TASK OBJECTIVE:
Reproduce every entry below exactly, minus the pictures.

(Dataset items)
..............................

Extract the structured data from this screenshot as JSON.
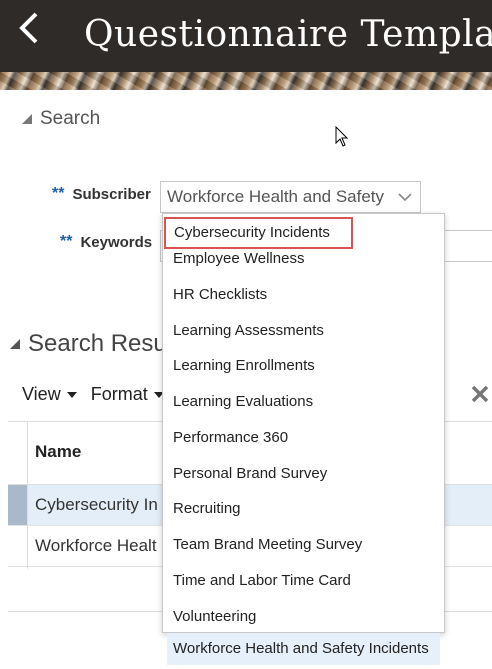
{
  "header": {
    "title": "Questionnaire Templates"
  },
  "search": {
    "section_label": "Search",
    "subscriber_label": "Subscriber",
    "subscriber_required": "**",
    "subscriber_value": "Workforce Health and Safety",
    "keywords_label": "Keywords",
    "keywords_required": "**"
  },
  "results": {
    "section_label": "Search Resul",
    "toolbar": {
      "view": "View",
      "format": "Format"
    },
    "columns": {
      "name": "Name"
    },
    "rows": [
      {
        "name": "Cybersecurity In",
        "selected": true
      },
      {
        "name": "Workforce Healt",
        "selected": false
      }
    ]
  },
  "dropdown": {
    "options": [
      "Cybersecurity Incidents",
      "Employee Wellness",
      "HR Checklists",
      "Learning Assessments",
      "Learning Enrollments",
      "Learning Evaluations",
      "Performance 360",
      "Personal Brand Survey",
      "Recruiting",
      "Team Brand Meeting Survey",
      "Time and Labor Time Card",
      "Volunteering",
      "Workforce Health and Safety Incidents"
    ],
    "highlighted": "Cybersecurity Incidents",
    "hovered": "Workforce Health and Safety Incidents"
  },
  "colors": {
    "header_bg": "#2e2b28",
    "required": "#1a5fa8",
    "highlight_border": "#d9534f",
    "hover_bg": "#e6f0fa"
  }
}
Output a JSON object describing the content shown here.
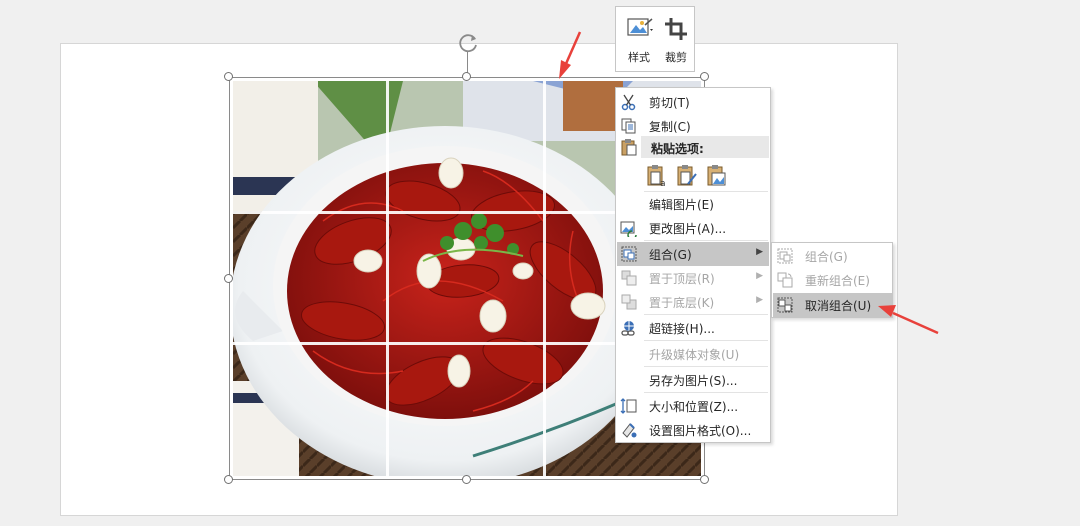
{
  "mini_toolbar": {
    "style_label": "样式",
    "crop_label": "裁剪"
  },
  "context_menu": {
    "items": [
      {
        "label": "剪切(T)",
        "icon": "scissors-icon",
        "enabled": true
      },
      {
        "label": "复制(C)",
        "icon": "copy-icon",
        "enabled": true
      },
      {
        "label": "粘贴选项:",
        "icon": "clipboard-icon",
        "enabled": true
      },
      {
        "label": "编辑图片(E)",
        "icon": "",
        "enabled": true
      },
      {
        "label": "更改图片(A)...",
        "icon": "change-picture-icon",
        "enabled": true
      },
      {
        "label": "组合(G)",
        "icon": "group-icon",
        "enabled": true,
        "has_submenu": true,
        "highlighted": true
      },
      {
        "label": "置于顶层(R)",
        "icon": "bring-to-front-icon",
        "enabled": false,
        "has_submenu": true
      },
      {
        "label": "置于底层(K)",
        "icon": "send-to-back-icon",
        "enabled": false,
        "has_submenu": true
      },
      {
        "label": "超链接(H)...",
        "icon": "hyperlink-icon",
        "enabled": true
      },
      {
        "label": "升级媒体对象(U)",
        "icon": "",
        "enabled": false
      },
      {
        "label": "另存为图片(S)...",
        "icon": "",
        "enabled": true
      },
      {
        "label": "大小和位置(Z)...",
        "icon": "size-position-icon",
        "enabled": true
      },
      {
        "label": "设置图片格式(O)...",
        "icon": "format-picture-icon",
        "enabled": true
      }
    ]
  },
  "submenu": {
    "items": [
      {
        "label": "组合(G)",
        "icon": "group-icon",
        "enabled": false
      },
      {
        "label": "重新组合(E)",
        "icon": "regroup-icon",
        "enabled": false
      },
      {
        "label": "取消组合(U)",
        "icon": "ungroup-icon",
        "enabled": true,
        "highlighted": true
      }
    ]
  },
  "colors": {
    "annotation_arrow": "#e8413b",
    "menu_highlight": "#c6c6c6",
    "disabled_text": "#a6a6a6"
  }
}
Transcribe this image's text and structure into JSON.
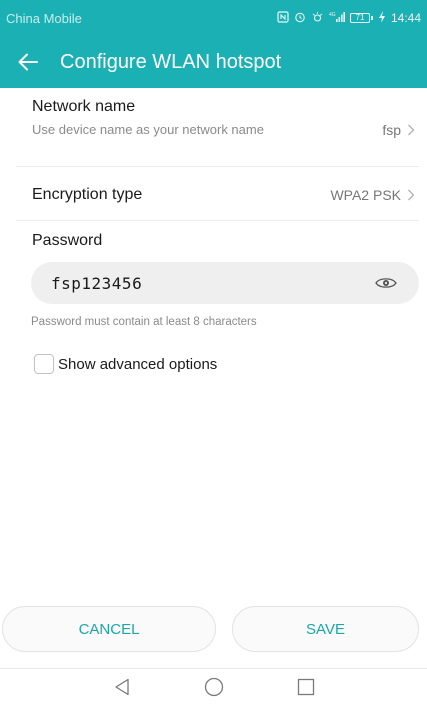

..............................

ANSWER TO THIS TASK:
Extract the structured data from this screenshot as JSON.
{
  "header": {
    "title": "Questionnaire Templates"
  },
  "search": {
    "section_label": "Search",
    "subscriber_label": "Subscriber",
    "subscriber_required": "**",
    "subscriber_value": "Workforce Health and Safety",
    "keywords_label": "Keywords",
    "keywords_required": "**"
  },
  "results": {
    "section_label": "Search Resul",
    "toolbar": {
      "view": "View",
      "format": "Format"
    },
    "columns": {
      "name": "Name"
    },
    "rows": [
      {
        "name": "Cybersecurity In",
        "selected": true
      },
      {
        "name": "Workforce Healt",
        "selected": false
      }
    ]
  },
  "dropdown": {
    "options": [
      "Cybersecurity Incidents",
      "Employee Wellness",
      "HR Checklists",
      "Learning Assessments",
      "Learning Enrollments",
      "Learning Evaluations",
      "Performance 360",
      "Personal Brand Survey",
      "Recruiting",
      "Team Brand Meeting Survey",
      "Time and Labor Time Card",
      "Volunteering",
      "Workforce Health and Safety Incidents"
    ],
    "highlighted": "Cybersecurity Incidents",
    "hovered": "Workforce Health and Safety Incidents"
  },
  "colors": {
    "header_bg": "#2e2b28",
    "required": "#1a5fa8",
    "highlight_border": "#d9534f",
    "hover_bg": "#e6f0fa"
  }
}
Output a JSON object describing the content shown here.
{
  "mini_toolbar": {
    "style_label": "样式",
    "crop_label": "裁剪"
  },
  "context_menu": {
    "items": [
      {
        "label": "剪切(T)",
        "icon": "scissors-icon",
        "enabled": true
      },
      {
        "label": "复制(C)",
        "icon": "copy-icon",
        "enabled": true
      },
      {
        "label": "粘贴选项:",
        "icon": "clipboard-icon",
        "enabled": true
      },
      {
        "label": "编辑图片(E)",
        "icon": "",
        "enabled": true
      },
      {
        "label": "更改图片(A)...",
        "icon": "change-picture-icon",
        "enabled": true
      },
      {
        "label": "组合(G)",
        "icon": "group-icon",
        "enabled": true,
        "has_submenu": true,
        "highlighted": true
      },
      {
        "label": "置于顶层(R)",
        "icon": "bring-to-front-icon",
        "enabled": false,
        "has_submenu": true
      },
      {
        "label": "置于底层(K)",
        "icon": "send-to-back-icon",
        "enabled": false,
        "has_submenu": true
      },
      {
        "label": "超链接(H)...",
        "icon": "hyperlink-icon",
        "enabled": true
      },
      {
        "label": "升级媒体对象(U)",
        "icon": "",
        "enabled": false
      },
      {
        "label": "另存为图片(S)...",
        "icon": "",
        "enabled": true
      },
      {
        "label": "大小和位置(Z)...",
        "icon": "size-position-icon",
        "enabled": true
      },
      {
        "label": "设置图片格式(O)...",
        "icon": "format-picture-icon",
        "enabled": true
      }
    ]
  },
  "submenu": {
    "items": [
      {
        "label": "组合(G)",
        "icon": "group-icon",
        "enabled": false
      },
      {
        "label": "重新组合(E)",
        "icon": "regroup-icon",
        "enabled": false
      },
      {
        "label": "取消组合(U)",
        "icon": "ungroup-icon",
        "enabled": true,
        "highlighted": true
      }
    ]
  },
  "colors": {
    "annotation_arrow": "#e8413b",
    "menu_highlight": "#c6c6c6",
    "disabled_text": "#a6a6a6"
  }
}
Transcribe this image's text and structure into JSON.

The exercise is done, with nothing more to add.